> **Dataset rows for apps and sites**
━━━━━━

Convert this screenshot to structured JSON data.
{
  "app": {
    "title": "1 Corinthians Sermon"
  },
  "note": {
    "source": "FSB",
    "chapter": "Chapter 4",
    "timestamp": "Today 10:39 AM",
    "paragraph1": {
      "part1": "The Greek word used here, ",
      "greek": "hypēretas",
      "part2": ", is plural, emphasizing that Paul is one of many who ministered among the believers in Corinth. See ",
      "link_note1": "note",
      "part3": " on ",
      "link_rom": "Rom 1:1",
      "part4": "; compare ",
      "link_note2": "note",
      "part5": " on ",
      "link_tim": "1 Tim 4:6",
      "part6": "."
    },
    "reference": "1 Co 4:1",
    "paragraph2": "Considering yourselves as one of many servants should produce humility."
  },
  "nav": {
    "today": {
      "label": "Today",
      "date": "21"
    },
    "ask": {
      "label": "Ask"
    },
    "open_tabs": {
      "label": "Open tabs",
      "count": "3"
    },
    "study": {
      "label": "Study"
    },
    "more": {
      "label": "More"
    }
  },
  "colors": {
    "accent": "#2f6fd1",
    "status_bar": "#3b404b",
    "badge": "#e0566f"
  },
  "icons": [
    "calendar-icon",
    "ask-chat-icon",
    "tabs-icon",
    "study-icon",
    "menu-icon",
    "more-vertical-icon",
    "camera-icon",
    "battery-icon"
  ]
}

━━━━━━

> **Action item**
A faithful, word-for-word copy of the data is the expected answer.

> **Task solution**
Convert this screenshot to structured JSON data.
{
  "app": {
    "title": "1 Corinthians Sermon"
  },
  "note": {
    "source": "FSB",
    "chapter": "Chapter 4",
    "timestamp": "Today 10:39 AM",
    "paragraph1": {
      "part1": "The Greek word used here, ",
      "greek": "hypēretas",
      "part2": ", is plural, emphasizing that Paul is one of many who ministered among the believers in Corinth. See ",
      "link_note1": "note",
      "part3": " on ",
      "link_rom": "Rom 1:1",
      "part4": "; compare ",
      "link_note2": "note",
      "part5": " on ",
      "link_tim": "1 Tim 4:6",
      "part6": "."
    },
    "reference": "1 Co 4:1",
    "paragraph2": "Considering yourselves as one of many servants should produce humility."
  },
  "nav": {
    "today": {
      "label": "Today",
      "date": "21"
    },
    "ask": {
      "label": "Ask"
    },
    "open_tabs": {
      "label": "Open tabs",
      "count": "3"
    },
    "study": {
      "label": "Study"
    },
    "more": {
      "label": "More"
    }
  },
  "colors": {
    "accent": "#2f6fd1",
    "status_bar": "#3b404b",
    "badge": "#e0566f"
  },
  "icons": [
    "calendar-icon",
    "ask-chat-icon",
    "tabs-icon",
    "study-icon",
    "menu-icon",
    "more-vertical-icon",
    "camera-icon",
    "battery-icon"
  ]
}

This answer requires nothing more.